Meanwhile, the government talks about climate crisis in a global framework where the policy seems geared towards fish farming fish for export, says Research Collective’s Chakravarty.
India exported $4.8 billion worth of shrimp in 2017-18. Overwhelmingly, says Chakravarty, this was farmed fish of an exotic variety – the Pacific White shrimp from Mexican waters. India is into this monoculture because “there is a huge demand in the US for Mexican shrimp.” Just 10 per cent of our shrimp export consists of Black Tiger prawn that is wild-caught in Indian waters. India is embracing a biodiversity loss that, in turn, affects livelihoods. “If the policy is going to be export oriented, it will be expensive and not geared towards local nutrition and needs.”
Faced with a bleak future, Haldar still takes pride in his craft. While a fishing boat costs Rs. 10,000 and a net between Rs. 3,000-5,000, he shows us the fishing net they make using foam, mud and rope. One net yields him Rs. 50-100 worth of fish a day.
Ram Parvesh, 45, nowadays uses a cage-like structure of bamboo and thread that can capture 1-2 kilograms of fish. “We learnt to make this in our village. Atte ka chara [wheat bait] is placed on both sides, and the cage is lowered into the water. Within a few hours, the small variety of fish, puthi, is caught,” he explains. Puthi is the most common fish here, says local activist Bhim Singh Rawat who works with the South Asia Network on Dams, Rivers and People. “Chilwa and bachua are way less now, while baam and malli are nearly extinct. Magur [catfish] is found in polluted stretches.”
“We are the protectors of Yamuna,” declares a smiling Arun Sahni, 75, who came to Delhi four decades ago from Bihar’s Vaishali district leaving behind his family. Back in the 1980s-90s, he claims, he could get up to 50 kilograms of fish in a day, including varieties such arohu, chingri, saul and malli. Now it's barely 10, at most 20 kilograms, on a good day.
Incidentally, the landmark Signature Bridge on the Yamuna – twice the height of the Qutb Minar – that can be seen from Ram Ghat – was built at a cost of around Rs. 1,518 crores. The amount spent in ‘cleaning’ the Yamuna since 1993 – with no success? Over Rs. 1,514 crores.
The NGT has warned that the “… failure of [the] authorities is affecting life and health of citizens and threatening the existence of the river, and also affecting river Ganga.”
“The problem at the policy level,” says Dr. Gopalan, “is that the Yamuna Action Plan [that came up in 1993] is seen only from a technological point of view” without treating the river as an entity or ecosystem. “A river is a function of its catchment. Delhi is a catchment for the Yamuna.

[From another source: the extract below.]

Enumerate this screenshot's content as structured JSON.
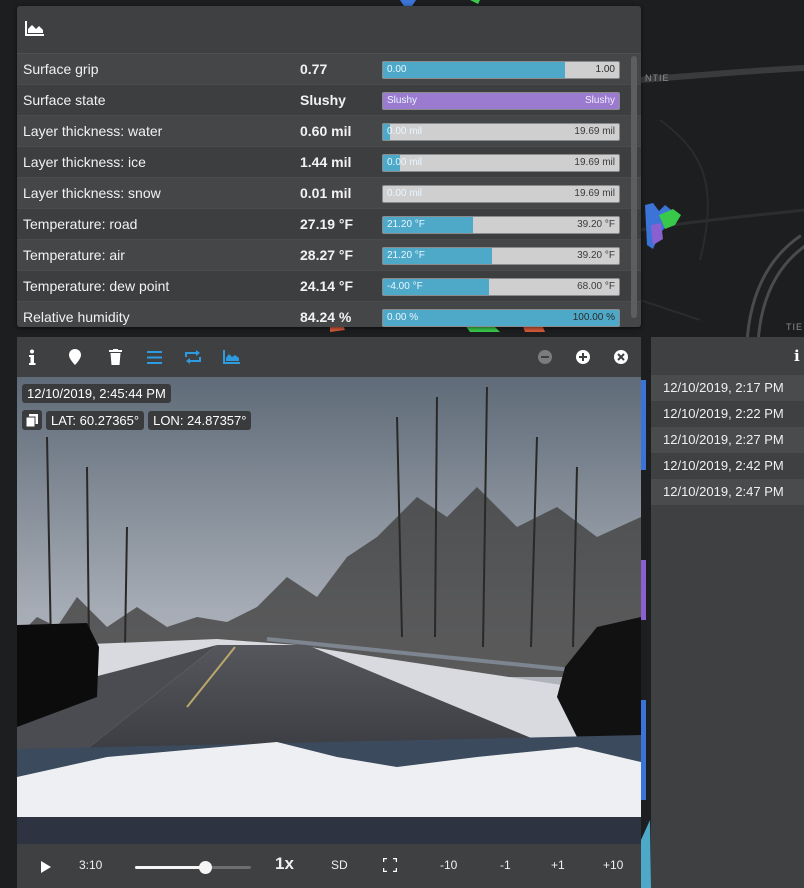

You can't clean the river without cleaning the catchment.”
Fishermen are the canaries in our coal-mine, points out marine conservationist Divya Karnad. “How can we not see that heavy metals cause central nervous system breakdowns? And then not see that drawing groundwater from areas near one of the most polluted rivers is having an impact on our mental health? Fishermen, who are at the edge, see the connections, and see the most immediate impacts.”
“This is my last bit of peace remaining,” smiles Haldar, ready to cast his net late after sunset. Best to cast their last nets around 9 p.m. and haul the catch in at sunrise, he says. For that way “the dead fish will be fresher.”

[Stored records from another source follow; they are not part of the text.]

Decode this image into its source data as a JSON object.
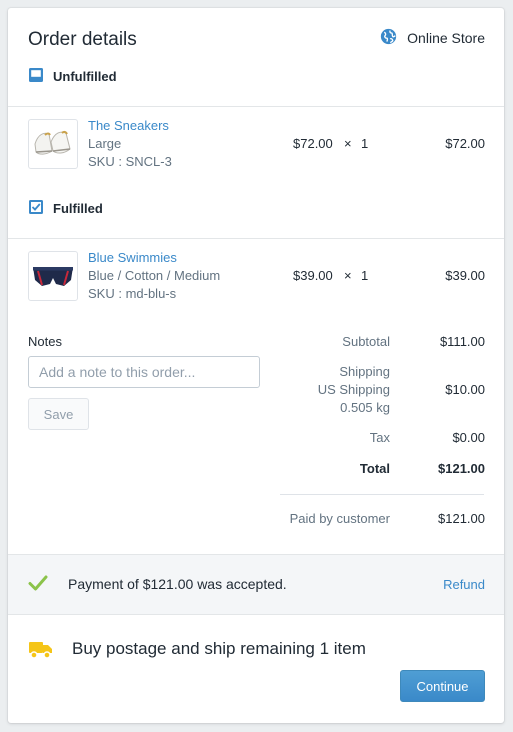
{
  "header": {
    "title": "Order details",
    "channel": "Online Store",
    "channel_icon": "globe-icon"
  },
  "colors": {
    "link": "#3a89c9",
    "primary_button": "#3a89c9",
    "success_check": "#8bc34a",
    "shipping_truck": "#f5c518"
  },
  "unfulfilled": {
    "label": "Unfulfilled",
    "icon": "inbox-icon",
    "items": [
      {
        "name": "The Sneakers",
        "variant": "Large",
        "sku": "SKU : SNCL-3",
        "price": "$72.00",
        "times": "×",
        "quantity": "1",
        "line_total": "$72.00"
      }
    ]
  },
  "fulfilled": {
    "label": "Fulfilled",
    "icon": "checkbox-checked-icon",
    "items": [
      {
        "name": "Blue Swimmies",
        "variant": "Blue / Cotton / Medium",
        "sku": "SKU : md-blu-s",
        "price": "$39.00",
        "times": "×",
        "quantity": "1",
        "line_total": "$39.00"
      }
    ]
  },
  "notes": {
    "label": "Notes",
    "placeholder": "Add a note to this order...",
    "value": "",
    "save_label": "Save"
  },
  "summary": {
    "subtotal_label": "Subtotal",
    "subtotal_value": "$111.00",
    "shipping_label": "Shipping",
    "shipping_method": "US Shipping",
    "shipping_weight": "0.505 kg",
    "shipping_value": "$10.00",
    "tax_label": "Tax",
    "tax_value": "$0.00",
    "total_label": "Total",
    "total_value": "$121.00",
    "paid_label": "Paid by customer",
    "paid_value": "$121.00"
  },
  "payment": {
    "message": "Payment of $121.00 was accepted.",
    "refund_label": "Refund",
    "icon": "checkmark-icon"
  },
  "shipping_action": {
    "message": "Buy postage and ship remaining 1 item",
    "icon": "truck-icon",
    "continue_label": "Continue"
  }
}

Shalini Singh is a journalist based in Mumbai and a member of PARI’s founding team.
Cover photo: Yamuna fisherman Raman Haldar. (Photo: People’s Archive of Rural India)
PARI’s nationwide reporting project on climate change is part of a UNDP-supported initiative to capture that phenomenon through the voices and lived experience of ordinary people.